A nationwide test of the Wireless Emergency Alert System should send a text message to everyone’s cellphone at 11:18 a.m. Pacific Time on Wednesday.
Two minutes later, the regular Emergency Alert System will also broadcast a message via radio and television.
A Wireless Emergency Alert can be used to warn citizens of danger via text message. The system has been put in place since 2012, but according to the Oregon Office of Emergency Management, a nationwide test has never been tried.
“A nationwide WEA message would only be used in the most extreme emergency situation,” the OEM wrote in a news release.
The text being sent out Wednesday will have the heading “Presidential alert” and state “THIS IS A TEST of the National Wireless Emergency Alert System. No action is needed.”
There is no way to opt out.
Any cellphone from a participating carrier that is turned on between 11:18-11:48 a.m. should receive the test message from FEMA. The EAS will be broadcast for one minute via television, cable and radio stations at 11:20 a.m.
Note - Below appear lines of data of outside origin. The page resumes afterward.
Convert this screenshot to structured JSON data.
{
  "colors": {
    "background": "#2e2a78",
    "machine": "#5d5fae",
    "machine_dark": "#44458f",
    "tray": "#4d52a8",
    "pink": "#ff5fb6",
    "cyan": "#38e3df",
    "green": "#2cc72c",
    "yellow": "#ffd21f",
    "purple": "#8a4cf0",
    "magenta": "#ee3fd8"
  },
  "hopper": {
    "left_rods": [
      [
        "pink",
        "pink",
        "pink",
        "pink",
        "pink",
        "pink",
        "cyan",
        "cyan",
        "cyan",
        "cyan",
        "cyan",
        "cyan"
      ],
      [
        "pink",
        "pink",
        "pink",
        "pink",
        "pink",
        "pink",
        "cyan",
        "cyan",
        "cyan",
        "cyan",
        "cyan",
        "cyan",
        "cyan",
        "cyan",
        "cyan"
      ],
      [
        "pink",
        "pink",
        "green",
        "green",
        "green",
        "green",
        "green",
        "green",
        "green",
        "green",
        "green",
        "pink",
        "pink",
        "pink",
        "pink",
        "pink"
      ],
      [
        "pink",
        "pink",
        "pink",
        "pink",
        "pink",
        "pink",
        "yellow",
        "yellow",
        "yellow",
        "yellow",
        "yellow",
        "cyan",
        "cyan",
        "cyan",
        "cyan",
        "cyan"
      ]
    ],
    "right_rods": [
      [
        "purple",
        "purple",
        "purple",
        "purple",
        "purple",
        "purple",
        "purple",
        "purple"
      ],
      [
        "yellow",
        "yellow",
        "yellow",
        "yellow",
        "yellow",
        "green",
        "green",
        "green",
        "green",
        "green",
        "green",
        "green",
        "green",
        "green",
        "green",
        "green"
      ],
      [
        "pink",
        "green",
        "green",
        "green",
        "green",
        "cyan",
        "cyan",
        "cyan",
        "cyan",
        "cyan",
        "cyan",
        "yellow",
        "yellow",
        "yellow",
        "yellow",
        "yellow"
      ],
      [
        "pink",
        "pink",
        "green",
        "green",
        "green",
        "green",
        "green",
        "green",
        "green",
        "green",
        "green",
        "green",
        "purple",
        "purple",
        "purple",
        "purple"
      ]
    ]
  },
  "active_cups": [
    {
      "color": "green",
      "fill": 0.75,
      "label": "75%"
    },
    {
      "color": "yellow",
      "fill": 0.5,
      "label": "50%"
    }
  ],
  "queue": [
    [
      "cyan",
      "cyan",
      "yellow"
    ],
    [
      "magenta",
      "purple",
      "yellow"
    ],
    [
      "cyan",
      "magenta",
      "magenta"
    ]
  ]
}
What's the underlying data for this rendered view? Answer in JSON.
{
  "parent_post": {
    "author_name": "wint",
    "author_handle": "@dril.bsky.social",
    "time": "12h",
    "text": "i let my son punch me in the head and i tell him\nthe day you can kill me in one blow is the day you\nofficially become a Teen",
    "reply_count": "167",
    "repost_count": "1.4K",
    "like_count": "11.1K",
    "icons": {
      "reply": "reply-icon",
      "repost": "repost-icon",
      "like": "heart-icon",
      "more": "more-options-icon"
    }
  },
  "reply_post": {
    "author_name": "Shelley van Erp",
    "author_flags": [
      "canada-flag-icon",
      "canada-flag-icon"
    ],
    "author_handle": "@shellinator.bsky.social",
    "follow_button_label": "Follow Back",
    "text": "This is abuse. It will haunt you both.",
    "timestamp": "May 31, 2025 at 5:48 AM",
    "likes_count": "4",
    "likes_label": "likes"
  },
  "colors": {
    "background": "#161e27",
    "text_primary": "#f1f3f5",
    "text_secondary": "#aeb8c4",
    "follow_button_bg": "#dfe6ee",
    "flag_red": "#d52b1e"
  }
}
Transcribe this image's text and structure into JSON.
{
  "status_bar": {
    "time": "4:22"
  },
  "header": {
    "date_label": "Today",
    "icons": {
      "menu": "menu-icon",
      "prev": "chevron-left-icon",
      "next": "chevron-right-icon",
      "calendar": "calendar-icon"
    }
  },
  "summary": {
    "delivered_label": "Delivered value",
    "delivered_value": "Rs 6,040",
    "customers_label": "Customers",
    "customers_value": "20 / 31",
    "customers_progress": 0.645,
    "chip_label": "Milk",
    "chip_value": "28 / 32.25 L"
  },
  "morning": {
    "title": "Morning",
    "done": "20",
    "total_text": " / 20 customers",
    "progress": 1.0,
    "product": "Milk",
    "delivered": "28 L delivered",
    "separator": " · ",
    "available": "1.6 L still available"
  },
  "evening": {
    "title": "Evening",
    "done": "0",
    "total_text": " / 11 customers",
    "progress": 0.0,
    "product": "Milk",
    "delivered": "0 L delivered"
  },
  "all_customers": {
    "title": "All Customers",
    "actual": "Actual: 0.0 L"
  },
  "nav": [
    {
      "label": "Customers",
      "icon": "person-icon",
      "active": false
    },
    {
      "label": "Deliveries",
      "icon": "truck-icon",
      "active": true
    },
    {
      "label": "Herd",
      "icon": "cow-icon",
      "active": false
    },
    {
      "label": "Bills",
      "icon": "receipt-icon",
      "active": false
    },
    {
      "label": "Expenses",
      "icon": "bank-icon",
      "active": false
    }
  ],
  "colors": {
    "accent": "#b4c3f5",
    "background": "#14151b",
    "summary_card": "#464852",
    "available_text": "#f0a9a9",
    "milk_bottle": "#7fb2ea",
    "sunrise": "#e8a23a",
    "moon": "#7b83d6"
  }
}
Both systems have been used in the past for regional or local warnings, such as an AMBER alert for missing children. In January, Hawaii accidentally used the system to send a message stating (falsely) that a nuclear missile was inbound.
The test was originally scheduled for September, but was postponed to Wednesday due to Hurricane Florence.